Luke Pritchard credits his mentors at UBC for a well-rounded education and a global perspective on sustainability - photo by Darin Dueck
UBC Reports | Vol. 53 | No. 5 | May 3, 2007
US Grad Inspired by Global Mentors
By Brian Lin
An American student has learned the most important lesson of his Canadian university career from a Costa Rican farmer.
Mentors around the world have contributed to his education, says Luke Pritchard, who’s receiving a Bachelor of Science degree from the Faculty of Land and Food Systems’ Global Resource Systems program, where students study science in the context of a region of the world.
During an exchange semester at Escuela Agricultura en la Region Tropico Humido (EARTH) University in Costa Rica last year, Pritchard met a farmer who had spent his life savings on a five-acre piece of land 10 years earlier.
“He then found out that the land’s run-off of pesticides and fertilizers was polluting watersheds downstream,” says the 21-year-old Denver, Colorado, transplant.
“He contacted EARTH University, which helped him regenerate native old growth forest on the property and establish an eco-tourism business.

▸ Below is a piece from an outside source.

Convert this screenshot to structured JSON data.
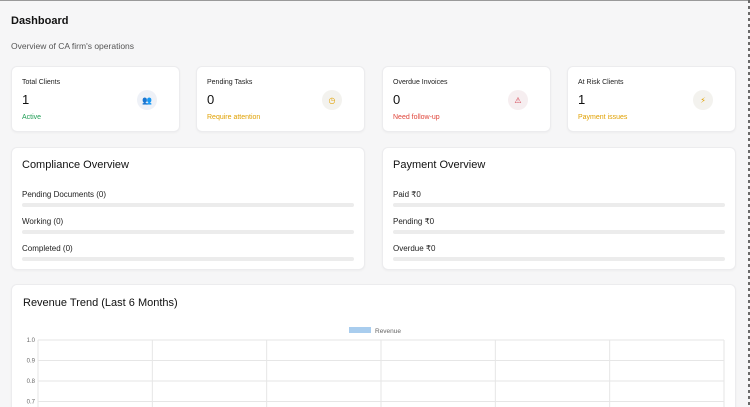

But in the meantime, he lost his only source of income and had to raise his son by doing odd jobs and turning his home phone into a pay phone for the community for the past decade.”
The experience was “super inspiring,” says Pritchard, who spent two months building a bunkhouse and a kitchen and put up signage for hiking trails on the property.
“He had so little to begin with and yet was willing to give up what he had for altruistic reasons -- to help people downstream and ensure the integrity of the watershed and ecosystem.”
Add to that a six-week stint in Thailand and China doing biodiversity fieldwork with a University of California, Santa Barbara study, a trek in Tibet, and presenting a paper at the International Student Summit on Agriculture in Japan, and Pritchard can truly say he accomplished what he came to UBC to do.
“I wanted to study environmental issues on a global scale, and I learned that everything is interconnected,” says Pritchard. “What you do here can affect people halfway around the world.
“What I’ve noticed from the communities I’ve visited is that they’re actually more ecologically minded than we are -- it’s deeply embedded in their culture -- they just don’t have the resources to implement programs where they can both protect the environment and make a living,” says Pritchard. “If you can offer them sustainable solutions, everybody wins.”
This summer, Pritchard and seven other UBC Global Outreach Students’ Association volunteers are heading to Ecuador to help local communities in water treatment, health education and sustainable agriculture.
Personally, the globetrotting has made him give up bananas (“I’ve seen the terrible working conditions in Central American banana plantations”), buy apples locally (“I’m trying to live with a smaller ecological footprint”), and rethink the connection between money and happiness.
“You hear so much about people living under the poverty level, but when I met these people who are supposedly so poor, they were actually some of the happiest people I’ve ever met in terms of spirit and culture. You can’t take everything at face value.”